    u/LifeHarvester

    5. "We don’t owe them grandchildren."

    u/xjsscx

    6. "Your oldest child is not your younger children's parent."

    u/ThunderStruck115

    "I was a 12-year-old raising a baby. My brother is fantastic, and I love him to pieces, but I resented him for a long time because I didn’t actually get to have a childhood."

    u/iero_is_my_hero

    Older sibling holding younger sibling

    7. "That you don’t get to relive your life through them."

    u/JoshNIU22896

    8. "Apologizing won’t kill you. It’s better to be respected than feared."

    u/Strong-Second-2446

    9. "You as a parent are responsible for teaching your kids proper manners and common decency. Not their teachers/tutors/babysitters."

    "I briefly worked as a Japanese teacher, and I was surprised at how little some of these parents were involved in their kids' lives and expected me to address all their problems during the few hours I had them for the week."

    u/TrinixDMorrison

    Students raising their hands in school

    10. "The older your children get, the more autonomy you need to grant them."

    u/hotheadeduser

    "I was expected to act like an adult, but be perfectly fine with being treated like a child. I can’t even describe how frustrating this was."

    u/eejm

    11. "Your kid doesn't ever really 'belong' to you. They are just another human who has their own life.

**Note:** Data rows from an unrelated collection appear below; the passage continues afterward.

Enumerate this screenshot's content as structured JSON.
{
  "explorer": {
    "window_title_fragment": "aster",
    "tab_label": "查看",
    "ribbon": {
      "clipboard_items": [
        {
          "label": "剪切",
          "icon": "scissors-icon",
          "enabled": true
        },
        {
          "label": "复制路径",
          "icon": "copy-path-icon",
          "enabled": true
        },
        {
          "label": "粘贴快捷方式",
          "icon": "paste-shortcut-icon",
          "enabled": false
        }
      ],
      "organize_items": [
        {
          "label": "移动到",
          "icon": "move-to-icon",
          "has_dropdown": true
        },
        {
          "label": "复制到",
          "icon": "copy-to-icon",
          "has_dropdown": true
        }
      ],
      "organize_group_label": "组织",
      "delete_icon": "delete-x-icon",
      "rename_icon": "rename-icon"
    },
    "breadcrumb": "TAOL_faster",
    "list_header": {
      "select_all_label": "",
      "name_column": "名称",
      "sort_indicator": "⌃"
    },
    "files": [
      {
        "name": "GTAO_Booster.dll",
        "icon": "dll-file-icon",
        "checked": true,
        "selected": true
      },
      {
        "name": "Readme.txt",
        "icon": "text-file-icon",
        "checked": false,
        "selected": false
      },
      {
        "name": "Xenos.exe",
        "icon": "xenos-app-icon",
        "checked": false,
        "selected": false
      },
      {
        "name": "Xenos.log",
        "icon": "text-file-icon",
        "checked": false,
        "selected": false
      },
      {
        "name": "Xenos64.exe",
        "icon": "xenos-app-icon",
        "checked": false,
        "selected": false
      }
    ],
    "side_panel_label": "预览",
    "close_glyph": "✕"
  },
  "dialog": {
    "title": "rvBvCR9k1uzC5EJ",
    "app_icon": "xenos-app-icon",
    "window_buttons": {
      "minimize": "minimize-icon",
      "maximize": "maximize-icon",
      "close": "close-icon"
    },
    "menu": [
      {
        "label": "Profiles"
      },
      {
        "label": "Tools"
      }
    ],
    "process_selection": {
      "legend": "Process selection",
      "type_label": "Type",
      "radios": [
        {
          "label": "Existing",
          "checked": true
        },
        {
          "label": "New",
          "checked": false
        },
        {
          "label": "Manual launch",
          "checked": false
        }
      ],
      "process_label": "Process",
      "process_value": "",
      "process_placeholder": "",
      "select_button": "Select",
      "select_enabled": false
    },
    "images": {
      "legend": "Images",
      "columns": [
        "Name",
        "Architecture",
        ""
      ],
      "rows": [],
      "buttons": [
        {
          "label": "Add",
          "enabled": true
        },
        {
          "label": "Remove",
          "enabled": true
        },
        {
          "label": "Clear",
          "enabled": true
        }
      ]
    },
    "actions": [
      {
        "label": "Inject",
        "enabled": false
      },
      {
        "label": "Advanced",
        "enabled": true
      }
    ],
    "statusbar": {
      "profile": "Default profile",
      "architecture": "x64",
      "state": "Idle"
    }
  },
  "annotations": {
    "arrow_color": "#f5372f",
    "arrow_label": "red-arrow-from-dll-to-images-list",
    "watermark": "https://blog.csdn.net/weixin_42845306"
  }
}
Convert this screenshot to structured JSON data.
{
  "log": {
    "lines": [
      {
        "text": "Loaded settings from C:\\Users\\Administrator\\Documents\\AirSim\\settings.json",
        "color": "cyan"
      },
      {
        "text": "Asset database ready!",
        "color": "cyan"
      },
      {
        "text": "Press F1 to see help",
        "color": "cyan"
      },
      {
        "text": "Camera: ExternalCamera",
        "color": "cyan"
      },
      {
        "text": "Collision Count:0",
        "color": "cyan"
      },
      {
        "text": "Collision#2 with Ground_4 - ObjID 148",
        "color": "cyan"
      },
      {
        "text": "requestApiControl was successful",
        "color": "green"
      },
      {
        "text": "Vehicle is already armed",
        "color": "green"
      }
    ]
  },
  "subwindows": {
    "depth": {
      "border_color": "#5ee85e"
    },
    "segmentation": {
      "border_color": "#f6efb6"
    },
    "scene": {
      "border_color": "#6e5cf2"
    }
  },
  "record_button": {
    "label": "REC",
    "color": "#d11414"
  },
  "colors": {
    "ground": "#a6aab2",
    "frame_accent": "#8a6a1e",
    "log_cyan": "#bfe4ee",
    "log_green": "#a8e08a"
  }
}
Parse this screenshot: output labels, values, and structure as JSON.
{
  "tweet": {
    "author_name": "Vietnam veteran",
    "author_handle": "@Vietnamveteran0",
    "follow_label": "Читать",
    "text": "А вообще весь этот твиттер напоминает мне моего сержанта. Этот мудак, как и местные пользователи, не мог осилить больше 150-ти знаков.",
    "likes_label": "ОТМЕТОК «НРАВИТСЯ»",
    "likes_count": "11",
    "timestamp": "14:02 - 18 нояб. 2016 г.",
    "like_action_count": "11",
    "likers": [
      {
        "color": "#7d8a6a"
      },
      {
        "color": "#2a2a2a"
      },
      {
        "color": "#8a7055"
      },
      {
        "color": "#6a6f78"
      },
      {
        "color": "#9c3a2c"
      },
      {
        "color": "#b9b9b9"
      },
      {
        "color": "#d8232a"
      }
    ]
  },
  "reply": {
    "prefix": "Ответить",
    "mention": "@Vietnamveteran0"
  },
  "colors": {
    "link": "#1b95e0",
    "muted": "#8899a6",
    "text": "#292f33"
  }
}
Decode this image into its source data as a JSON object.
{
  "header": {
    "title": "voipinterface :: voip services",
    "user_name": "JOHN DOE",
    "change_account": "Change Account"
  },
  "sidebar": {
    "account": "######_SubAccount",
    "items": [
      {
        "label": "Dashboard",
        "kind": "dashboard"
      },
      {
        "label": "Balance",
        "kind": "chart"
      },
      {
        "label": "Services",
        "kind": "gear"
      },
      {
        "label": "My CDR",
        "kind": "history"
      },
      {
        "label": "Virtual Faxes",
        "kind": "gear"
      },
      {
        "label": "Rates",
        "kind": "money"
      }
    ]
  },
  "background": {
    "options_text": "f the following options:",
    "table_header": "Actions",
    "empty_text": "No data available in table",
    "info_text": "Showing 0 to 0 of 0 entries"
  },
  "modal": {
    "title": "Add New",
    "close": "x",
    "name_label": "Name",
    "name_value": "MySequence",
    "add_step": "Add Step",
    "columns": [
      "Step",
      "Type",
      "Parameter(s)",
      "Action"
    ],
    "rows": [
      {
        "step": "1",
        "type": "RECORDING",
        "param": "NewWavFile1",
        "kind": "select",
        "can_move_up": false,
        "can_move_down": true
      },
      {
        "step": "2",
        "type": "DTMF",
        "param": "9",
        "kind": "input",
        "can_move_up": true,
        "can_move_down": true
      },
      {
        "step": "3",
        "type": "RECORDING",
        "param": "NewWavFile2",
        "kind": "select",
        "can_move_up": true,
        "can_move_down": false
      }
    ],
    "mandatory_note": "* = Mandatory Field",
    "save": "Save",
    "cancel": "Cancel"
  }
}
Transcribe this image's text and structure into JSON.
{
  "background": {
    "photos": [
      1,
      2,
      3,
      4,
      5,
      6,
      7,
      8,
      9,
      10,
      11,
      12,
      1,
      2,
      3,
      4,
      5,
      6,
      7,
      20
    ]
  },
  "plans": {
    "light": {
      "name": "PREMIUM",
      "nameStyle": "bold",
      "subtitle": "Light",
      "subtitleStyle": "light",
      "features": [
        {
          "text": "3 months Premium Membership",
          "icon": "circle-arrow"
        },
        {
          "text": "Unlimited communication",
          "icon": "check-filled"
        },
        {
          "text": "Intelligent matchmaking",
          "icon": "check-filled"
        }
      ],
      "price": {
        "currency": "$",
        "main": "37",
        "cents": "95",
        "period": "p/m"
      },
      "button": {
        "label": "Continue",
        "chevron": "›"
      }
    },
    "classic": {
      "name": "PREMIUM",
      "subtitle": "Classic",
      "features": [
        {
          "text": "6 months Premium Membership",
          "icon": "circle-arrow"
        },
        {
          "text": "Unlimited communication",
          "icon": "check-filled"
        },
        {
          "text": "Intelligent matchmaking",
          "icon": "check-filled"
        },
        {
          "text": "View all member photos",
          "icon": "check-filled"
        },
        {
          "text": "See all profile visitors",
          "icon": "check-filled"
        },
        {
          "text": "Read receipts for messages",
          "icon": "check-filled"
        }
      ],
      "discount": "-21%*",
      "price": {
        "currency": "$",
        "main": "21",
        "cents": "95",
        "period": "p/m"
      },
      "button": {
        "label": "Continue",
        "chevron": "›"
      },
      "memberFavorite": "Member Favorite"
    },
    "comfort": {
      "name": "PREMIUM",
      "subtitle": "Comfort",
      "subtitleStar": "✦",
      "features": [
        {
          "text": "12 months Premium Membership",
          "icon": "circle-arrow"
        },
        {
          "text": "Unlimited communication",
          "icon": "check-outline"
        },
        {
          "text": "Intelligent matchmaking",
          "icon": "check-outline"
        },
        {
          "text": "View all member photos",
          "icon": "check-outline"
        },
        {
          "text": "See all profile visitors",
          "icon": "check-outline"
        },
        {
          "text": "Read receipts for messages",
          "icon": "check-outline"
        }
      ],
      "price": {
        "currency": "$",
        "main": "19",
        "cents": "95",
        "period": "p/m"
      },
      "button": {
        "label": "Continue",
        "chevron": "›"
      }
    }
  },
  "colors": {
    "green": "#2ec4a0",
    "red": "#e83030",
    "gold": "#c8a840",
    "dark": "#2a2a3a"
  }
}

You're just responsible for helping them figure out life."

    u/SkyWizarding

    12. "Just because you 'did your best' does not mean it wasn't still a bad/traumatic childhood for me."

    u/Higgz221

    Little child crying in the grass

    13. "The fact that 'just ignore the bullies' isn’t always going to work."

    u/PALLABSemployee

    "Especially now that they can torment you 24/7 via cellphones and social media."

    u/RedLanternScythe

    14. "Many can't accept that the younger generations have learned how to do things better than they did."

    u/raining_moonlight

    15. "If your kid needs help like speech therapy, tutoring, medication, occupational therapy, etc., it is NOT a reflection on YOU personally."

    "Sometimes, kids struggle. That's okay. Making sure your kid has ALL the tools they need to succeed is your responsibility as a parent."

    u/bookluvr83

    Teenager talking to a therapist

    16. "That children can be depressed…even if they don’t pay bills."

    u/reese_pieces97

    "'What do you have to be depressed about?' That’s not how it works…"

    u/oreoguy123__

    17. And finally, "Above all else, YOU should be the safest person for your child."

    "You should make it safe for them to be themselves. You should make it safe for them to have bad days or bad emotions. You should make it safe for them to exist. Because if you don't make it safe for them when they're a kid, it's really hard for them to find safety in themselves as an adult."

    u/Dismal_Celery_325

    What's a hard truth that your parents had trouble accepting? Share your experience in the comments below!

    Some responses have been edited for length and/or clarity.